Source data:
=======
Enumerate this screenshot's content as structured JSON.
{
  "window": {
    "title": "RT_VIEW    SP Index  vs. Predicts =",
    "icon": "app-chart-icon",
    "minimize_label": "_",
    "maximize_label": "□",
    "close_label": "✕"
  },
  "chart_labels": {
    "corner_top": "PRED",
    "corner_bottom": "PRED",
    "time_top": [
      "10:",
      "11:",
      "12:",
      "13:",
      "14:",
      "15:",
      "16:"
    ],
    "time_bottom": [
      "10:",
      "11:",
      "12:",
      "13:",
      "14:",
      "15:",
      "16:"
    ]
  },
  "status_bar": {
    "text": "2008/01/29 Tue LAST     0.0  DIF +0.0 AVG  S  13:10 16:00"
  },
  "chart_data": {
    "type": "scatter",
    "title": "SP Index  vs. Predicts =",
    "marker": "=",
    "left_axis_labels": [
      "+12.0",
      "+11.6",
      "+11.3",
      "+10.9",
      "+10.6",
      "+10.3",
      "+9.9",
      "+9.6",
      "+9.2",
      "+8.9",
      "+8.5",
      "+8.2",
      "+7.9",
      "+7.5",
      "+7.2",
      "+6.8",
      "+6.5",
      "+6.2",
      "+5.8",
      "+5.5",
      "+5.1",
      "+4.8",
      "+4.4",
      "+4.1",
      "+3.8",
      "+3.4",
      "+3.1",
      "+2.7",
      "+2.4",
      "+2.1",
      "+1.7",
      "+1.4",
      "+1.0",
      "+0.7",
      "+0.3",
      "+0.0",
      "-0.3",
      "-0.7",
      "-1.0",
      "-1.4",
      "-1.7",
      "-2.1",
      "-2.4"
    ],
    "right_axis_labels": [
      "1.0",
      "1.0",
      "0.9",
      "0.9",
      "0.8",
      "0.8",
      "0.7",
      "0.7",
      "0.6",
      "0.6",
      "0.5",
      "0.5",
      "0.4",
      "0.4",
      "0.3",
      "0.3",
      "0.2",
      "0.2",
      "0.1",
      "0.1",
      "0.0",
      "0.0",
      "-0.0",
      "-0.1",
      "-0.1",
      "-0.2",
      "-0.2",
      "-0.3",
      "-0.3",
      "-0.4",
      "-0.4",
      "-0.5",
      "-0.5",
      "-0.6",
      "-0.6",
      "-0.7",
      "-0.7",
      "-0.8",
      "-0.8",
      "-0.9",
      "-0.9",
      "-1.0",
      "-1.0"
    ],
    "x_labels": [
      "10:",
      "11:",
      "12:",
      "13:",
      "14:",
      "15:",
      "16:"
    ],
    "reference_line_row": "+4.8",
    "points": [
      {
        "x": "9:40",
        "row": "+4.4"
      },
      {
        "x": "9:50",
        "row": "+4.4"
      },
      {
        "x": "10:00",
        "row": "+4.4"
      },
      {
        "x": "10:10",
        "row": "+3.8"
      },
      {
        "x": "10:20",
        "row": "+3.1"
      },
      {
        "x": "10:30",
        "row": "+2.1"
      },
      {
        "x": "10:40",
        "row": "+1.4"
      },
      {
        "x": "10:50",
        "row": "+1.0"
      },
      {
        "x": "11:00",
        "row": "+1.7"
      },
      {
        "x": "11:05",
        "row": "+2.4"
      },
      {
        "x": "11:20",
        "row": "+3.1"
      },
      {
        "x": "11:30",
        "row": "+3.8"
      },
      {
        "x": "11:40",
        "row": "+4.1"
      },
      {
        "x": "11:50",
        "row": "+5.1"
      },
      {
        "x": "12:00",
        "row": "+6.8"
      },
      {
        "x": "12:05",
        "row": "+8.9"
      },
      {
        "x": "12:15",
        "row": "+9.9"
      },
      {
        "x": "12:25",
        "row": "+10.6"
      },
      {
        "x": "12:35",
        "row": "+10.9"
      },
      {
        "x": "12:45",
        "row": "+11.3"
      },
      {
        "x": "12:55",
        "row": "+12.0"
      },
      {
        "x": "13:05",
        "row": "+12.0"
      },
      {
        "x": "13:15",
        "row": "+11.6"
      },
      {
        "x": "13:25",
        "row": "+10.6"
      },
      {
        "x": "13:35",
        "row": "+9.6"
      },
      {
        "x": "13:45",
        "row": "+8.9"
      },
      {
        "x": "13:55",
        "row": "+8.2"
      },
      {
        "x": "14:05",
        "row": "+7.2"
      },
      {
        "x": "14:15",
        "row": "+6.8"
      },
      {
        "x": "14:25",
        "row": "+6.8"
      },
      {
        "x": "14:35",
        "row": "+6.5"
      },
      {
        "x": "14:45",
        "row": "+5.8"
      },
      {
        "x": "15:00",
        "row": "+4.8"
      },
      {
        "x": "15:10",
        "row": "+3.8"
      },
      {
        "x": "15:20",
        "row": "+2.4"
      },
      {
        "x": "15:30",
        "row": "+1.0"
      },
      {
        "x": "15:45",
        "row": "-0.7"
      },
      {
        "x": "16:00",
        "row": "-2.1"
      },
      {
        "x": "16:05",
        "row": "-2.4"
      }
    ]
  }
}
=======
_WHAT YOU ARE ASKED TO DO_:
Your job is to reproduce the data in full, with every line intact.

_EXERCISE SOLUTION_:
Enumerate this screenshot's content as structured JSON.
{
  "window": {
    "title": "RT_VIEW    SP Index  vs. Predicts =",
    "icon": "app-chart-icon",
    "minimize_label": "_",
    "maximize_label": "□",
    "close_label": "✕"
  },
  "chart_labels": {
    "corner_top": "PRED",
    "corner_bottom": "PRED",
    "time_top": [
      "10:",
      "11:",
      "12:",
      "13:",
      "14:",
      "15:",
      "16:"
    ],
    "time_bottom": [
      "10:",
      "11:",
      "12:",
      "13:",
      "14:",
      "15:",
      "16:"
    ]
  },
  "status_bar": {
    "text": "2008/01/29 Tue LAST     0.0  DIF +0.0 AVG  S  13:10 16:00"
  },
  "chart_data": {
    "type": "scatter",
    "title": "SP Index  vs. Predicts =",
    "marker": "=",
    "left_axis_labels": [
      "+12.0",
      "+11.6",
      "+11.3",
      "+10.9",
      "+10.6",
      "+10.3",
      "+9.9",
      "+9.6",
      "+9.2",
      "+8.9",
      "+8.5",
      "+8.2",
      "+7.9",
      "+7.5",
      "+7.2",
      "+6.8",
      "+6.5",
      "+6.2",
      "+5.8",
      "+5.5",
      "+5.1",
      "+4.8",
      "+4.4",
      "+4.1",
      "+3.8",
      "+3.4",
      "+3.1",
      "+2.7",
      "+2.4",
      "+2.1",
      "+1.7",
      "+1.4",
      "+1.0",
      "+0.7",
      "+0.3",
      "+0.0",
      "-0.3",
      "-0.7",
      "-1.0",
      "-1.4",
      "-1.7",
      "-2.1",
      "-2.4"
    ],
    "right_axis_labels": [
      "1.0",
      "1.0",
      "0.9",
      "0.9",
      "0.8",
      "0.8",
      "0.7",
      "0.7",
      "0.6",
      "0.6",
      "0.5",
      "0.5",
      "0.4",
      "0.4",
      "0.3",
      "0.3",
      "0.2",
      "0.2",
      "0.1",
      "0.1",
      "0.0",
      "0.0",
      "-0.0",
      "-0.1",
      "-0.1",
      "-0.2",
      "-0.2",
      "-0.3",
      "-0.3",
      "-0.4",
      "-0.4",
      "-0.5",
      "-0.5",
      "-0.6",
      "-0.6",
      "-0.7",
      "-0.7",
      "-0.8",
      "-0.8",
      "-0.9",
      "-0.9",
      "-1.0",
      "-1.0"
    ],
    "x_labels": [
      "10:",
      "11:",
      "12:",
      "13:",
      "14:",
      "15:",
      "16:"
    ],
    "reference_line_row": "+4.8",
    "points": [
      {
        "x": "9:40",
        "row": "+4.4"
      },
      {
        "x": "9:50",
        "row": "+4.4"
      },
      {
        "x": "10:00",
        "row": "+4.4"
      },
      {
        "x": "10:10",
        "row": "+3.8"
      },
      {
        "x": "10:20",
        "row": "+3.1"
      },
      {
        "x": "10:30",
        "row": "+2.1"
      },
      {
        "x": "10:40",
        "row": "+1.4"
      },
      {
        "x": "10:50",
        "row": "+1.0"
      },
      {
        "x": "11:00",
        "row": "+1.7"
      },
      {
        "x": "11:05",
        "row": "+2.4"
      },
      {
        "x": "11:20",
        "row": "+3.1"
      },
      {
        "x": "11:30",
        "row": "+3.8"
      },
      {
        "x": "11:40",
        "row": "+4.1"
      },
      {
        "x": "11:50",
        "row": "+5.1"
      },
      {
        "x": "12:00",
        "row": "+6.8"
      },
      {
        "x": "12:05",
        "row": "+8.9"
      },
      {
        "x": "12:15",
        "row": "+9.9"
      },
      {
        "x": "12:25",
        "row": "+10.6"
      },
      {
        "x": "12:35",
        "row": "+10.9"
      },
      {
        "x": "12:45",
        "row": "+11.3"
      },
      {
        "x": "12:55",
        "row": "+12.0"
      },
      {
        "x": "13:05",
        "row": "+12.0"
      },
      {
        "x": "13:15",
        "row": "+11.6"
      },
      {
        "x": "13:25",
        "row": "+10.6"
      },
      {
        "x": "13:35",
        "row": "+9.6"
      },
      {
        "x": "13:45",
        "row": "+8.9"
      },
      {
        "x": "13:55",
        "row": "+8.2"
      },
      {
        "x": "14:05",
        "row": "+7.2"
      },
      {
        "x": "14:15",
        "row": "+6.8"
      },
      {
        "x": "14:25",
        "row": "+6.8"
      },
      {
        "x": "14:35",
        "row": "+6.5"
      },
      {
        "x": "14:45",
        "row": "+5.8"
      },
      {
        "x": "15:00",
        "row": "+4.8"
      },
      {
        "x": "15:10",
        "row": "+3.8"
      },
      {
        "x": "15:20",
        "row": "+2.4"
      },
      {
        "x": "15:30",
        "row": "+1.0"
      },
      {
        "x": "15:45",
        "row": "-0.7"
      },
      {
        "x": "16:00",
        "row": "-2.1"
      },
      {
        "x": "16:05",
        "row": "-2.4"
      }
    ]
  }
}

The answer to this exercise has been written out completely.